10 years ago
Centennial of the Pan-American Exposition
Ten years ago this summer, UB joined the rest of Western New York in celebrating the centennial of the Pan-American Exposition.
Hosted by Buffalo, the exposition took place from May 1 through Nov. 2, 1901. UB day at the Pan-Am was observed on Oct. 17.
Buffalo—then the eighth-largest city in the U.S.—had been chosen as the location for the exposition because of its size and its highly favorable railway connections. The grounds, spread across 342 acres, were located between Delaware Park to the south, the New York Central railroad track to the north, Delaware Avenue to the east and Elmwood Avenue to the west. There was a midway and educational exhibits, including some featuring electricity from the hydroelectric power plant at Niagara Falls.
Included among the distinguished visitors to the exposition was President William McKinley. It was on Sept. 6, while in a receiving line at the exposition’s Temple of Music, that McKinley was shot by anarchist Leon Czolgosz. McKinley was taken to the exposition’s hospital, where he was treated by a number of prominent Buffalo surgeons, including UB medical school professors Roswell Park and Charles G. Stockton. McKinley died on Sept. 14 at the Delaware Avenue home of John Milburn.
The centennial activities in 2001 celebrated one of the great events in the city’s history. UB offered a series of lectures and a two-day recreation of activities from the original Pan-Am midway.
To illustrate the cultural and historical underpinnings of the exhibition, the University Libraries presented “Illuminations: Revisiting Buffalo’s Pan-American Exposition, a series of collaborative, on-site and online exhibitions produced by eight UB libraries and Special Collections.
Another exhibit, “Tangible Memories: Souvenirs of Buffalo’s Pan-American Exposition,” the largest ever public exhibit of Pan-Am memorabilia, was mounted in the UB Gallery at the Center for the Arts.
The University Archives has extensive holdings related to the Pan-American Exhibition and to the centennial celebration. These include several videos produced in 2001 about the role of women in the exposition, and collections of images and text that were used in the UB exhibits during the centennial year. Stockton’s scrapbook containing contemporary clippings, medical reports and other items documenting the medical and general history of the McKinley assassination also can be found in the University Archives.
The University Archives’ most significant resource on the exhibition is the Kerry S. Grant Pan-American Exposition Collection. This extensive collection of printed memorabilia and objects was assembled by UB faculty member Kerry S. Grant while he was writing “The Rainbow City: Celebrating Light, Color and Architecture at the Pan-American Exposition, Buffalo, 1901.” The collection includes original guidebooks, view books, exposition maps, postcards, magazines and newspapers. It also features exposition stock certificates, daily programs, exposition pins and buttons, and an original copy of the iconic poster for the exhibition reproduced above.
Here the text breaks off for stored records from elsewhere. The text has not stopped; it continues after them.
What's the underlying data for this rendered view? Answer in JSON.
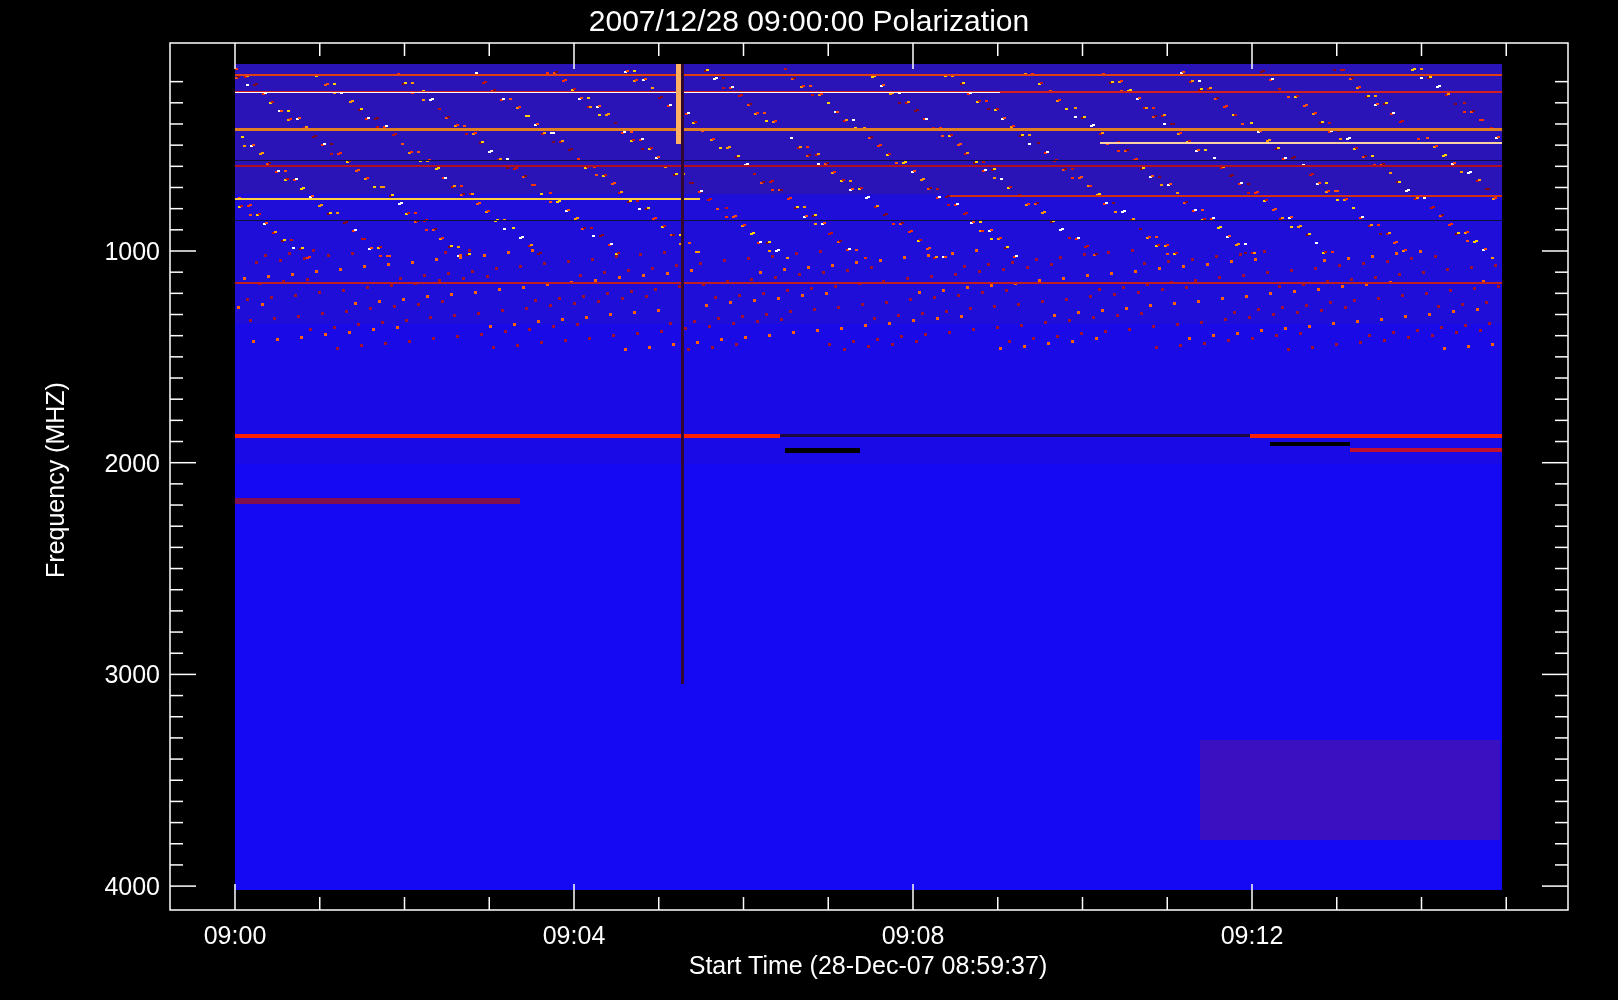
{
  "title": "2007/12/28 09:00:00 Polarization",
  "y_axis": {
    "label": "Frequency (MHZ)",
    "tick_labels": [
      "1000",
      "2000",
      "3000",
      "4000"
    ]
  },
  "x_axis": {
    "label": "Start Time (28-Dec-07 08:59:37)",
    "tick_labels": [
      "09:00",
      "09:04",
      "09:08",
      "09:12"
    ]
  }
}
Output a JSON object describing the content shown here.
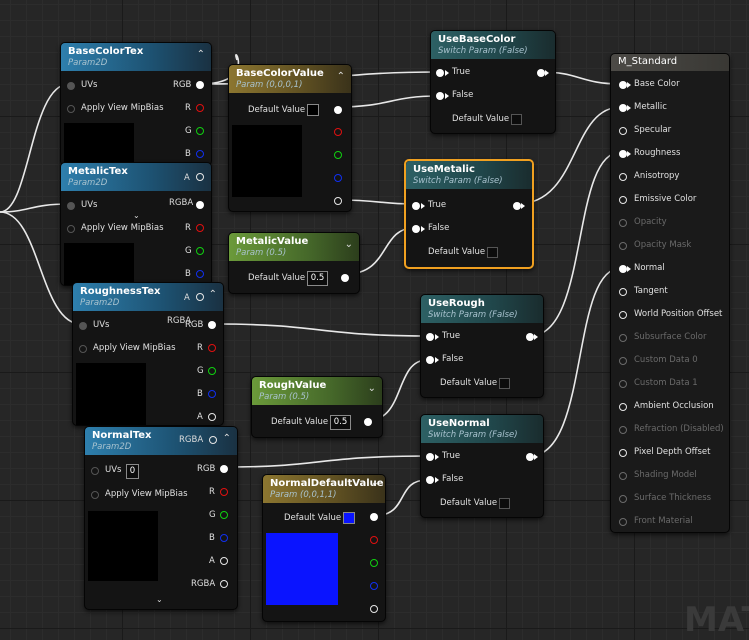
{
  "watermark": "MAT",
  "colors": {
    "blue_default": "#0a14ff",
    "selection": "#f0a020"
  },
  "nodes": {
    "base_color_tex": {
      "title": "BaseColorTex",
      "subtitle": "Param2D",
      "uvs": "UVs",
      "apply": "Apply View MipBias",
      "rgb": "RGB",
      "r": "R",
      "g": "G",
      "b": "B",
      "a": "A",
      "rgba": "RGBA"
    },
    "metalic_tex": {
      "title": "MetalicTex",
      "subtitle": "Param2D",
      "uvs": "UVs",
      "apply": "Apply View MipBias",
      "r": "R",
      "g": "G",
      "b": "B"
    },
    "roughness_tex": {
      "title": "RoughnessTex",
      "subtitle": "Param2D",
      "uvs": "UVs",
      "apply": "Apply View MipBias",
      "rgb": "RGB",
      "r": "R",
      "g": "G",
      "b": "B",
      "a": "A",
      "overlay_a": "A",
      "overlay_rgba": "RGBA"
    },
    "normal_tex": {
      "title": "NormalTex",
      "subtitle": "Param2D",
      "uvs": "UVs",
      "uvs_value": "0",
      "apply": "Apply View MipBias",
      "rgb": "RGB",
      "r": "R",
      "g": "G",
      "b": "B",
      "a": "A",
      "rgba": "RGBA",
      "overlay_rgba": "RGBA"
    },
    "base_color_value": {
      "title": "BaseColorValue",
      "subtitle": "Param (0,0,0,1)",
      "default_label": "Default Value"
    },
    "metalic_value": {
      "title": "MetalicValue",
      "subtitle": "Param (0.5)",
      "default_label": "Default Value",
      "value": "0.5"
    },
    "rough_value": {
      "title": "RoughValue",
      "subtitle": "Param (0.5)",
      "default_label": "Default Value",
      "value": "0.5"
    },
    "normal_default_value": {
      "title": "NormalDefaultValue",
      "subtitle": "Param (0,0,1,1)",
      "default_label": "Default Value"
    },
    "use_base_color": {
      "title": "UseBaseColor",
      "subtitle": "Switch Param (False)",
      "true": "True",
      "false": "False",
      "default_label": "Default Value"
    },
    "use_metalic": {
      "title": "UseMetalic",
      "subtitle": "Switch Param (False)",
      "true": "True",
      "false": "False",
      "default_label": "Default Value"
    },
    "use_rough": {
      "title": "UseRough",
      "subtitle": "Switch Param (False)",
      "true": "True",
      "false": "False",
      "default_label": "Default Value"
    },
    "use_normal": {
      "title": "UseNormal",
      "subtitle": "Switch Param (False)",
      "true": "True",
      "false": "False",
      "default_label": "Default Value"
    },
    "m_standard": {
      "title": "M_Standard",
      "inputs": [
        {
          "label": "Base Color",
          "enabled": true,
          "connected": true
        },
        {
          "label": "Metallic",
          "enabled": true,
          "connected": true
        },
        {
          "label": "Specular",
          "enabled": true,
          "connected": false
        },
        {
          "label": "Roughness",
          "enabled": true,
          "connected": true
        },
        {
          "label": "Anisotropy",
          "enabled": true,
          "connected": false
        },
        {
          "label": "Emissive Color",
          "enabled": true,
          "connected": false
        },
        {
          "label": "Opacity",
          "enabled": false,
          "connected": false
        },
        {
          "label": "Opacity Mask",
          "enabled": false,
          "connected": false
        },
        {
          "label": "Normal",
          "enabled": true,
          "connected": true
        },
        {
          "label": "Tangent",
          "enabled": true,
          "connected": false
        },
        {
          "label": "World Position Offset",
          "enabled": true,
          "connected": false
        },
        {
          "label": "Subsurface Color",
          "enabled": false,
          "connected": false
        },
        {
          "label": "Custom Data 0",
          "enabled": false,
          "connected": false
        },
        {
          "label": "Custom Data 1",
          "enabled": false,
          "connected": false
        },
        {
          "label": "Ambient Occlusion",
          "enabled": true,
          "connected": false
        },
        {
          "label": "Refraction (Disabled)",
          "enabled": false,
          "connected": false
        },
        {
          "label": "Pixel Depth Offset",
          "enabled": true,
          "connected": false
        },
        {
          "label": "Shading Model",
          "enabled": false,
          "connected": false
        },
        {
          "label": "Surface Thickness",
          "enabled": false,
          "connected": false
        },
        {
          "label": "Front Material",
          "enabled": false,
          "connected": false
        }
      ]
    }
  }
}
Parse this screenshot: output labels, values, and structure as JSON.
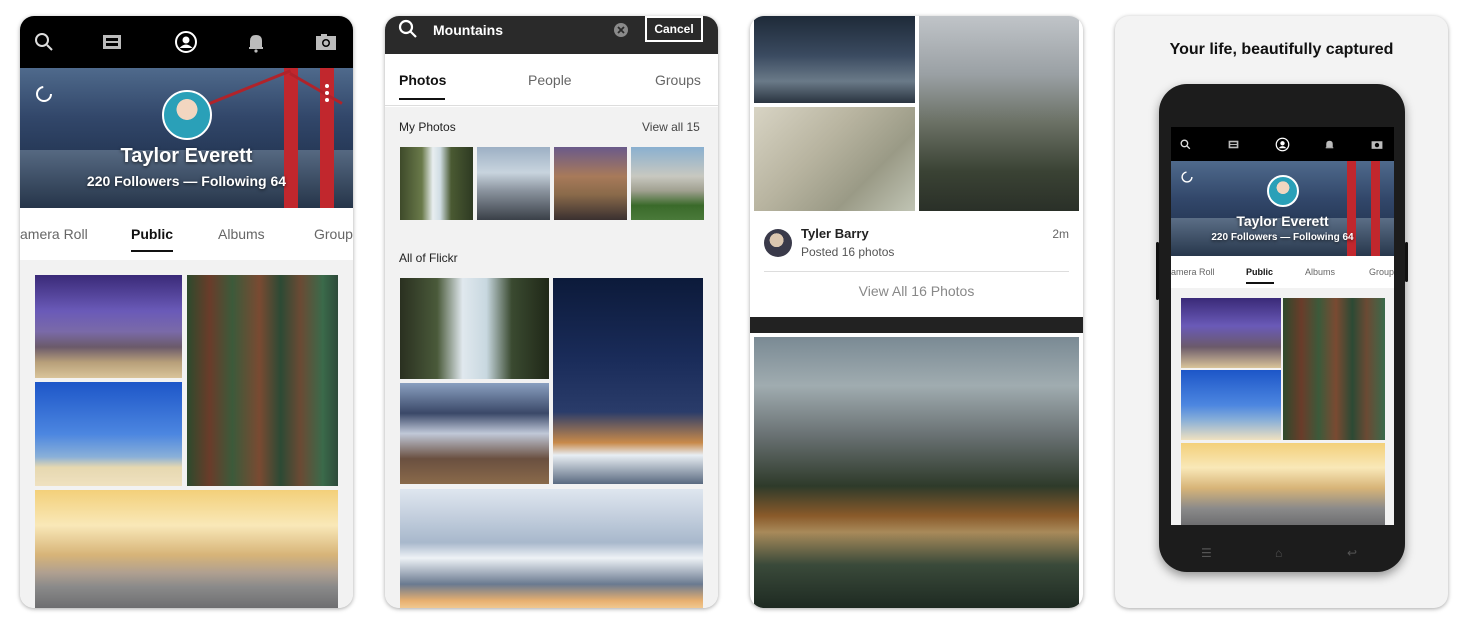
{
  "profile_screen": {
    "user_name": "Taylor Everett",
    "stats": "220 Followers — Following 64",
    "tabs": [
      "amera Roll",
      "Public",
      "Albums",
      "Group"
    ],
    "active_tab": "Public",
    "top_icons": [
      "search-icon",
      "feed-icon",
      "profile-icon",
      "notifications-icon",
      "camera-icon"
    ]
  },
  "search_screen": {
    "query": "Mountains",
    "cancel_label": "Cancel",
    "tabs": [
      "Photos",
      "People",
      "Groups"
    ],
    "active_tab": "Photos",
    "my_photos_label": "My Photos",
    "view_all_label": "View all 15",
    "all_flickr_label": "All of Flickr"
  },
  "feed_screen": {
    "poster_name": "Tyler Barry",
    "poster_action": "Posted 16 photos",
    "time": "2m",
    "view_all_label": "View All 16 Photos"
  },
  "promo_screen": {
    "title": "Your life, beautifully captured",
    "phone_user_name": "Taylor Everett",
    "phone_stats": "220 Followers — Following 64",
    "phone_tabs": [
      "amera Roll",
      "Public",
      "Albums",
      "Group"
    ]
  }
}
Grant, professor of music and a former dean of the College of Arts and Sciences, presented the collection to the University Archives in 2004 because he wanted it to be an “expression of the university’s association and engagement with the city of Buffalo.”
—John Edens, University Archives